What is required ▸ Repeat all of the records verbatim.

Data for analysis ▸
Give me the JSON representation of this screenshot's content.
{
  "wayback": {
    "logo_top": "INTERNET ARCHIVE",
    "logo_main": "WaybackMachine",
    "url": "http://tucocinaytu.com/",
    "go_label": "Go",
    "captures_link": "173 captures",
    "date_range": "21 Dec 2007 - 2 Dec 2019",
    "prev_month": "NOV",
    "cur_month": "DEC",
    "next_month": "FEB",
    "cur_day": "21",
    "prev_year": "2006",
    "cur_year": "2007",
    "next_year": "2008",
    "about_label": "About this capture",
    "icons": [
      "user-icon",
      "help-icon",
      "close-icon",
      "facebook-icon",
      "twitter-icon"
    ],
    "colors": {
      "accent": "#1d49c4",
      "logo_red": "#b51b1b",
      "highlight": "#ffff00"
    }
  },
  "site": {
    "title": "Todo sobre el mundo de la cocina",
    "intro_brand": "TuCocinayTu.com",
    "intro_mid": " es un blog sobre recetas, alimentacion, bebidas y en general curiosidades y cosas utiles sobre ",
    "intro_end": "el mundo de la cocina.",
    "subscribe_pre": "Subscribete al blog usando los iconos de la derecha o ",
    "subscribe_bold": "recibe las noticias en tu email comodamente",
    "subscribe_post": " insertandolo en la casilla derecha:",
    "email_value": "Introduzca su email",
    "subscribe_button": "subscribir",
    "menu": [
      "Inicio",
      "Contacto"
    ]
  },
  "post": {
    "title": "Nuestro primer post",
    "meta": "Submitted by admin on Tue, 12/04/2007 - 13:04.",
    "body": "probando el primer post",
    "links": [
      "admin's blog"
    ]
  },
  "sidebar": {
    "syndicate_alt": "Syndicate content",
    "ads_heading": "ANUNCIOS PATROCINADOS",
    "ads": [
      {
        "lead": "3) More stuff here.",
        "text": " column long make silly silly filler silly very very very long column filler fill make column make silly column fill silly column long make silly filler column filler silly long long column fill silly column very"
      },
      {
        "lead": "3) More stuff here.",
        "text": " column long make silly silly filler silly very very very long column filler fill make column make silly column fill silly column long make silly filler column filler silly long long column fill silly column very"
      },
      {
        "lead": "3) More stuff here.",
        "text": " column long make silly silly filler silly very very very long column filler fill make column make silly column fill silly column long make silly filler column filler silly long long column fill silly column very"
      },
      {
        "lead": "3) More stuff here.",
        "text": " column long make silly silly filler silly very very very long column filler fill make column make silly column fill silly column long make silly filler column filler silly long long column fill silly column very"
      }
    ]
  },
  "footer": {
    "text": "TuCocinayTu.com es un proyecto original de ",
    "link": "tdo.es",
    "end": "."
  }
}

Exercise result ▸
Give me the JSON representation of this screenshot's content.
{
  "wayback": {
    "logo_top": "INTERNET ARCHIVE",
    "logo_main": "WaybackMachine",
    "url": "http://tucocinaytu.com/",
    "go_label": "Go",
    "captures_link": "173 captures",
    "date_range": "21 Dec 2007 - 2 Dec 2019",
    "prev_month": "NOV",
    "cur_month": "DEC",
    "next_month": "FEB",
    "cur_day": "21",
    "prev_year": "2006",
    "cur_year": "2007",
    "next_year": "2008",
    "about_label": "About this capture",
    "icons": [
      "user-icon",
      "help-icon",
      "close-icon",
      "facebook-icon",
      "twitter-icon"
    ],
    "colors": {
      "accent": "#1d49c4",
      "logo_red": "#b51b1b",
      "highlight": "#ffff00"
    }
  },
  "site": {
    "title": "Todo sobre el mundo de la cocina",
    "intro_brand": "TuCocinayTu.com",
    "intro_mid": " es un blog sobre recetas, alimentacion, bebidas y en general curiosidades y cosas utiles sobre ",
    "intro_end": "el mundo de la cocina.",
    "subscribe_pre": "Subscribete al blog usando los iconos de la derecha o ",
    "subscribe_bold": "recibe las noticias en tu email comodamente",
    "subscribe_post": " insertandolo en la casilla derecha:",
    "email_value": "Introduzca su email",
    "subscribe_button": "subscribir",
    "menu": [
      "Inicio",
      "Contacto"
    ]
  },
  "post": {
    "title": "Nuestro primer post",
    "meta": "Submitted by admin on Tue, 12/04/2007 - 13:04.",
    "body": "probando el primer post",
    "links": [
      "admin's blog"
    ]
  },
  "sidebar": {
    "syndicate_alt": "Syndicate content",
    "ads_heading": "ANUNCIOS PATROCINADOS",
    "ads": [
      {
        "lead": "3) More stuff here.",
        "text": " column long make silly silly filler silly very very very long column filler fill make column make silly column fill silly column long make silly filler column filler silly long long column fill silly column very"
      },
      {
        "lead": "3) More stuff here.",
        "text": " column long make silly silly filler silly very very very long column filler fill make column make silly column fill silly column long make silly filler column filler silly long long column fill silly column very"
      },
      {
        "lead": "3) More stuff here.",
        "text": " column long make silly silly filler silly very very very long column filler fill make column make silly column fill silly column long make silly filler column filler silly long long column fill silly column very"
      },
      {
        "lead": "3) More stuff here.",
        "text": " column long make silly silly filler silly very very very long column filler fill make column make silly column fill silly column long make silly filler column filler silly long long column fill silly column very"
      }
    ]
  },
  "footer": {
    "text": "TuCocinayTu.com es un proyecto original de ",
    "link": "tdo.es",
    "end": "."
  }
}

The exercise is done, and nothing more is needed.